App and web page records:

--- START ---

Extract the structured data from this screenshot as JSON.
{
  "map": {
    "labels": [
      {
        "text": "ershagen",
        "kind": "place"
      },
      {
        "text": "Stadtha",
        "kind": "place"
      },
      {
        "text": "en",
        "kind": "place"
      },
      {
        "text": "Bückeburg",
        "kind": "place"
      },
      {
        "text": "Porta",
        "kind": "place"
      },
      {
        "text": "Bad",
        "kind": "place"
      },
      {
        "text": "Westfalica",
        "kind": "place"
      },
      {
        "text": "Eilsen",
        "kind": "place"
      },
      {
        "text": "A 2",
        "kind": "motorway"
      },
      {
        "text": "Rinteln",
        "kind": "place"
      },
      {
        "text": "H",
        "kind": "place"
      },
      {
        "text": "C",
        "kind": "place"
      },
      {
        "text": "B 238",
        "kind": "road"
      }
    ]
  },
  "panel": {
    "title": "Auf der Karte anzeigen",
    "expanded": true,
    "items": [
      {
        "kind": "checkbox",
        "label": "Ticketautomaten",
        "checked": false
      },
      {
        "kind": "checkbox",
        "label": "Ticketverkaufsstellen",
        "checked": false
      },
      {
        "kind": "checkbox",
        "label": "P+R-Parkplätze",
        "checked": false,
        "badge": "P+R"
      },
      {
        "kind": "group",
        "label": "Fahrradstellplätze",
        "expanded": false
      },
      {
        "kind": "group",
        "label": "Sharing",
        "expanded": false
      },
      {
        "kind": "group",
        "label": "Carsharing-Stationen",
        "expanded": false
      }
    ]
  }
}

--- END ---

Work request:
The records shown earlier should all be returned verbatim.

Solution:
Extract the structured data from this screenshot as JSON.
{
  "map": {
    "labels": [
      {
        "text": "ershagen",
        "kind": "place"
      },
      {
        "text": "Stadtha",
        "kind": "place"
      },
      {
        "text": "en",
        "kind": "place"
      },
      {
        "text": "Bückeburg",
        "kind": "place"
      },
      {
        "text": "Porta",
        "kind": "place"
      },
      {
        "text": "Bad",
        "kind": "place"
      },
      {
        "text": "Westfalica",
        "kind": "place"
      },
      {
        "text": "Eilsen",
        "kind": "place"
      },
      {
        "text": "A 2",
        "kind": "motorway"
      },
      {
        "text": "Rinteln",
        "kind": "place"
      },
      {
        "text": "H",
        "kind": "place"
      },
      {
        "text": "C",
        "kind": "place"
      },
      {
        "text": "B 238",
        "kind": "road"
      }
    ]
  },
  "panel": {
    "title": "Auf der Karte anzeigen",
    "expanded": true,
    "items": [
      {
        "kind": "checkbox",
        "label": "Ticketautomaten",
        "checked": false
      },
      {
        "kind": "checkbox",
        "label": "Ticketverkaufsstellen",
        "checked": false
      },
      {
        "kind": "checkbox",
        "label": "P+R-Parkplätze",
        "checked": false,
        "badge": "P+R"
      },
      {
        "kind": "group",
        "label": "Fahrradstellplätze",
        "expanded": false
      },
      {
        "kind": "group",
        "label": "Sharing",
        "expanded": false
      },
      {
        "kind": "group",
        "label": "Carsharing-Stationen",
        "expanded": false
      }
    ]
  }
}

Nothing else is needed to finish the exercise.